What needs to be done:
If a line in the listing below has the string "this", copy it out.

Records provided:
□ □ □ □ □ □ □

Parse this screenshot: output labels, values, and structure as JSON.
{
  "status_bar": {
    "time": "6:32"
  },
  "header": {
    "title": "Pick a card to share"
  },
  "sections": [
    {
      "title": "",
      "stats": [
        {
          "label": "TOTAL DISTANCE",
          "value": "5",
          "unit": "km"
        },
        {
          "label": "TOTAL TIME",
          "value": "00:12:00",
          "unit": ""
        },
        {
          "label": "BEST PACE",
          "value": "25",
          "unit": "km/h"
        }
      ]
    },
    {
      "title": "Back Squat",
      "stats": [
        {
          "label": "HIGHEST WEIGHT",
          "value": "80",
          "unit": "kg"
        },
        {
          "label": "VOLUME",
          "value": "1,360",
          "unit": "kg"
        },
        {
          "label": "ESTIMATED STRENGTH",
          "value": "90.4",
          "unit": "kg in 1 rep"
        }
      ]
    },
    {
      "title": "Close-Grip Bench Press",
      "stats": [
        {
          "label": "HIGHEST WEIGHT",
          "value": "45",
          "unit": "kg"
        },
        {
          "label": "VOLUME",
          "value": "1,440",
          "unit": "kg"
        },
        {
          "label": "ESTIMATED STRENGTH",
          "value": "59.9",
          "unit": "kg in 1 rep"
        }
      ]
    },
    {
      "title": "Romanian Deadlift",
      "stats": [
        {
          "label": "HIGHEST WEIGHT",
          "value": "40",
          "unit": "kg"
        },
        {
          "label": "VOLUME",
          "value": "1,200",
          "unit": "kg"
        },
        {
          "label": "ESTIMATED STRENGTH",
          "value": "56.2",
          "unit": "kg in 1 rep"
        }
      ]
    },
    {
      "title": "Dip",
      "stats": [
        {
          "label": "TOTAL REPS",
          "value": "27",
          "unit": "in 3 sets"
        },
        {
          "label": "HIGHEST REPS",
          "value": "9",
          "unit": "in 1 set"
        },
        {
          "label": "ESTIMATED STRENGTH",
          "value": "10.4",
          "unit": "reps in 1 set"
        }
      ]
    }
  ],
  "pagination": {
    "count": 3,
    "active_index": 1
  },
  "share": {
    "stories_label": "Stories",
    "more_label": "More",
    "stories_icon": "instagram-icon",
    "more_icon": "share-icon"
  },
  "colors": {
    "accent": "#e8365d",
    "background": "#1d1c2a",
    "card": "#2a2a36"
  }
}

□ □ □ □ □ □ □

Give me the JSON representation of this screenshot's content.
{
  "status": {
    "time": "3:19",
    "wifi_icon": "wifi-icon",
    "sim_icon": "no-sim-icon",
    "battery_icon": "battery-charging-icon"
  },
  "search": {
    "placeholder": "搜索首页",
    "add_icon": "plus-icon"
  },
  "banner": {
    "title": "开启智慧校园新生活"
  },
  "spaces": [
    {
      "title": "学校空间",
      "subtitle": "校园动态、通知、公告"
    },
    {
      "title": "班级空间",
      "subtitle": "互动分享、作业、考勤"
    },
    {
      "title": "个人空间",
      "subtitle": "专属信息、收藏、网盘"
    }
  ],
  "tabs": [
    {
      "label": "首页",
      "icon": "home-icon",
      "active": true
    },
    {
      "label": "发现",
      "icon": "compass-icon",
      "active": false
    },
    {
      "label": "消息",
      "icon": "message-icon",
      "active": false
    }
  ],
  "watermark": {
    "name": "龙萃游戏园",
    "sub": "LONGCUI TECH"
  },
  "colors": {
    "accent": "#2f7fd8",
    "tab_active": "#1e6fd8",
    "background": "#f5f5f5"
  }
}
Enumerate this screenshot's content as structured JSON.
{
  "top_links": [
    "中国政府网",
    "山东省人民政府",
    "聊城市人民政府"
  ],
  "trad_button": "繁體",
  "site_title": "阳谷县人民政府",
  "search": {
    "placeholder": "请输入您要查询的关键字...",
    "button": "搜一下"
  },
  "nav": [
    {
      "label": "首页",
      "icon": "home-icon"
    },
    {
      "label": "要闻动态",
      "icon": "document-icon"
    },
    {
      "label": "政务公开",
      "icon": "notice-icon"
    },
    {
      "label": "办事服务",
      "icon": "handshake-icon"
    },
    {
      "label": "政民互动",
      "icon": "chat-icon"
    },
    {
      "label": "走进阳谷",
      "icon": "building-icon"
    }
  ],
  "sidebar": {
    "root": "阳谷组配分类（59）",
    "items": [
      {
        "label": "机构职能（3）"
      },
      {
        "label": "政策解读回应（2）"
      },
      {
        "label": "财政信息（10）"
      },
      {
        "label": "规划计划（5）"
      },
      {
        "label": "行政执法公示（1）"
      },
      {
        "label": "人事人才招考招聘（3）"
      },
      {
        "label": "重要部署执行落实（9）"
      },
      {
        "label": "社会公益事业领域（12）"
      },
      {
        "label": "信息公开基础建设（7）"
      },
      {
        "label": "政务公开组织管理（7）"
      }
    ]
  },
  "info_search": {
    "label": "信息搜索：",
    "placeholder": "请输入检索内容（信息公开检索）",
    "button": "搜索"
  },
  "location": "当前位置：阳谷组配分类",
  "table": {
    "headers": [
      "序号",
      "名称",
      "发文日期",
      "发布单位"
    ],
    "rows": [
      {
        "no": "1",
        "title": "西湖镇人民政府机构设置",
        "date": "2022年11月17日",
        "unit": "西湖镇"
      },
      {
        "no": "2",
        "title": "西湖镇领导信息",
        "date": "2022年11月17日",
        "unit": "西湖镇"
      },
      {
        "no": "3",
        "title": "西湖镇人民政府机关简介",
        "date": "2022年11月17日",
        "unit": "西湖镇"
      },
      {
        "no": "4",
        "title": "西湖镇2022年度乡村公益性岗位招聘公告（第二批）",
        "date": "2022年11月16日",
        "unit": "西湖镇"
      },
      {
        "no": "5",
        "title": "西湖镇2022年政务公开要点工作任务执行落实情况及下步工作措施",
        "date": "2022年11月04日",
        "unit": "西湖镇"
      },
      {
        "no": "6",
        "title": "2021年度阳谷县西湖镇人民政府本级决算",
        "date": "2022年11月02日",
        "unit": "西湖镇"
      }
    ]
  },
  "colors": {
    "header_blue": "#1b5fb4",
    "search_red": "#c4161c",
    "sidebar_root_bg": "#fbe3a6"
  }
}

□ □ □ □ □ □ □

Task response:
Parse this screenshot: output labels, values, and structure as JSON.
Give me the JSON representation of this screenshot's content.
Enumerate this screenshot's content as structured JSON.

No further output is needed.